Given data:
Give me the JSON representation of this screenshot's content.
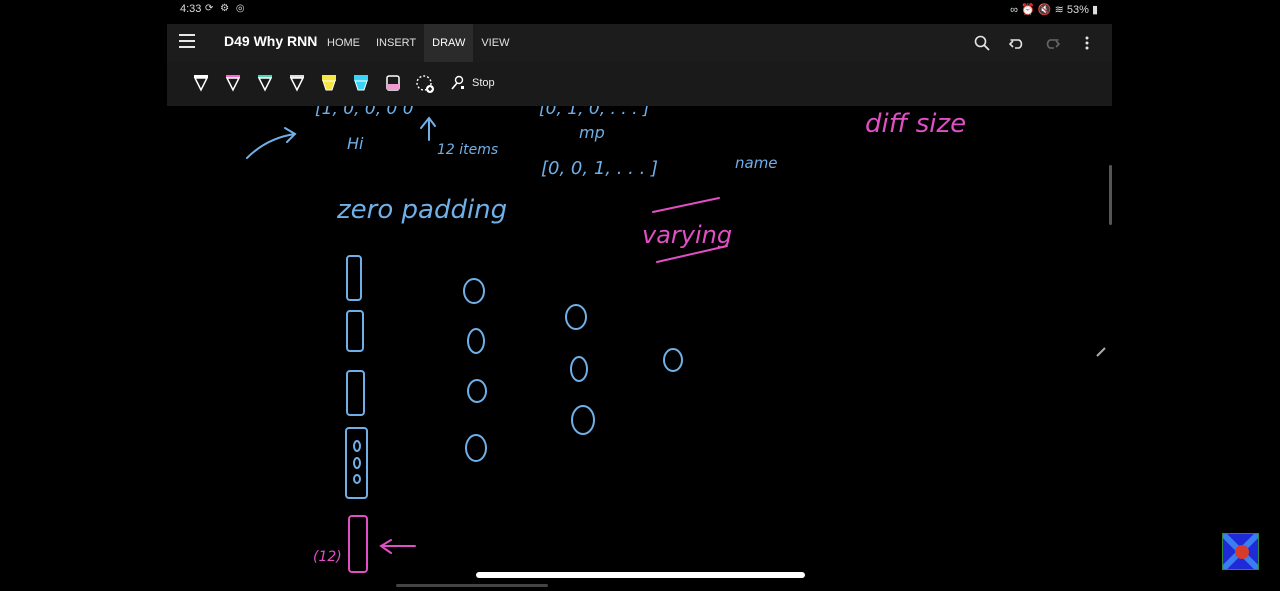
{
  "status_bar": {
    "time": "4:33",
    "left_icons": [
      "sync-icon",
      "settings-icon",
      "instagram-icon"
    ],
    "battery": "53%"
  },
  "app": {
    "title": "D49 Why RNN",
    "tabs": [
      {
        "label": "HOME",
        "active": false
      },
      {
        "label": "INSERT",
        "active": false
      },
      {
        "label": "DRAW",
        "active": true
      },
      {
        "label": "VIEW",
        "active": false
      }
    ],
    "actions": [
      "search-icon",
      "undo-icon",
      "redo-icon",
      "more-icon"
    ]
  },
  "toolbar": {
    "pens": [
      {
        "name": "pen-white",
        "color": "#ffffff"
      },
      {
        "name": "pen-pink",
        "color": "#ff66cc"
      },
      {
        "name": "pen-teal",
        "color": "#49d6b3"
      },
      {
        "name": "pen-light",
        "color": "#dddddd"
      },
      {
        "name": "highlighter-yellow",
        "color": "#f5e642"
      },
      {
        "name": "highlighter-cyan",
        "color": "#38d3f5"
      },
      {
        "name": "highlighter-pink",
        "color": "#f19ad0"
      },
      {
        "name": "lasso-add",
        "color": "#ffffff"
      }
    ],
    "stop_label": "Stop"
  },
  "ink": {
    "blue": "#6fb0e8",
    "pink": "#e04fc4",
    "text": {
      "top_row_left": "[1, 0, 0, 0 0",
      "top_row_right": "[0, 1, 0, . . . ]",
      "hi": "Hi",
      "items_12": "12 items",
      "mp": "mp",
      "vector": "[0, 0, 1, . . . ]",
      "name": "name",
      "diff_size": "diff size",
      "zero_padding": "zero padding",
      "varying": "varying",
      "vector_12": "(12)"
    }
  }
}
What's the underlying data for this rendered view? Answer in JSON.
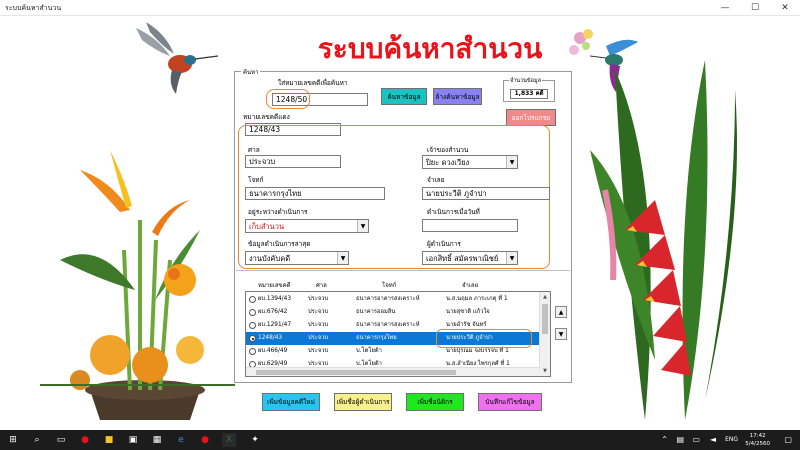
{
  "window": {
    "title": "ระบบค้นหาสำนวน",
    "minimize": "—",
    "maximize": "☐",
    "close": "✕"
  },
  "app_title": "ระบบค้นหาสำนวน",
  "frame_label": "ค้นหา",
  "search": {
    "label": "ใส่หมายเลขคดีเพื่อค้นหา",
    "value": "1248/50",
    "search_button": "ค้นหาข้อมูล",
    "clear_button": "ล้างค้นหาข้อมูล"
  },
  "record_count": {
    "label": "จำนวนข้อมูล",
    "value": "1,833 คดี"
  },
  "exit_button": "ออกโปรแกรม",
  "detail": {
    "case_number_label": "หมายเลขคดีแดง",
    "case_number": "1248/43",
    "court_label": "ศาล",
    "court": "ประจวบ",
    "owner_label": "เจ้าของสำนวน",
    "owner": "ปิยะ ดวงเวียง",
    "plaintiff_label": "โจทก์",
    "plaintiff": "ธนาคารกรุงไทย",
    "defendant_label": "จำเลย",
    "defendant": "นายประวีติ ภูจำปา",
    "status_label": "อยู่ระหว่างดำเนินการ",
    "status": "เก็บสำนวน",
    "last_action_date_label": "ดำเนินการเมื่อวันที่",
    "last_action_date": "",
    "last_action_label": "ข้อมูลดำเนินการล่าสุด",
    "last_action": "งานบังคับคดี",
    "operator_label": "ผู้ดำเนินการ",
    "operator": "เอกสิทธิ์ สมัครพาณิชย์"
  },
  "list": {
    "columns": [
      "หมายเลขคดี",
      "ศาล",
      "โจทก์",
      "จำเลย"
    ],
    "rows": [
      {
        "case": "ผบ.1394/43",
        "court": "ประจวบ",
        "plaintiff": "ธนาคารอาคารสงเคราะห์",
        "defendant": "น.ส.นฤมล ภาระเกตุ ที่ 1",
        "selected": false
      },
      {
        "case": "ผบ.676/42",
        "court": "ประจวบ",
        "plaintiff": "ธนาคารออมสิน",
        "defendant": "นายสุชาติ แก้วใจ",
        "selected": false
      },
      {
        "case": "ผบ.1291/47",
        "court": "ประจวบ",
        "plaintiff": "ธนาคารอาคารสงเคราะห์",
        "defendant": "นายอำรัช จันทร์",
        "selected": false
      },
      {
        "case": "1248/43",
        "court": "ประจวบ",
        "plaintiff": "ธนาคารกรุงไทย",
        "defendant": "นายประวีติ ภูจำปา",
        "selected": true
      },
      {
        "case": "ผบ.466/49",
        "court": "ประจวบ",
        "plaintiff": "บ.โตโยต้า",
        "defendant": "นายปุรณม จงบรรจบ ที่ 1",
        "selected": false
      },
      {
        "case": "ผบ.629/49",
        "court": "ประจวบ",
        "plaintiff": "บ.โตโยต้า",
        "defendant": "น.ส.ลำเนียง ไพรกุลศ์ ที่ 1",
        "selected": false
      }
    ]
  },
  "buttons": {
    "add_case": "เพิ่มข้อมูลคดีใหม่",
    "add_operator": "เพิ่มชื่อผู้ดำเนินการ",
    "add_employee": "เพิ่มชื่อนิติกร",
    "save_changes": "บันทึกแก้ไขข้อมูล"
  },
  "colors": {
    "title_red": "#e8141b",
    "search_btn": "#1cc2c2",
    "clear_btn": "#8a82f2",
    "exit_btn": "#f08a8a",
    "add_case_btn": "#27c6f0",
    "add_operator_btn": "#f7f08c",
    "add_employee_btn": "#1fe81f",
    "save_btn": "#f071f0",
    "selection": "#0a78d4",
    "highlight_outline": "#e8892c"
  },
  "taskbar": {
    "lang": "ENG",
    "time": "17:42",
    "date": "5/4/2560"
  }
}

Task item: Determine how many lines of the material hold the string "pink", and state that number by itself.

Result: 3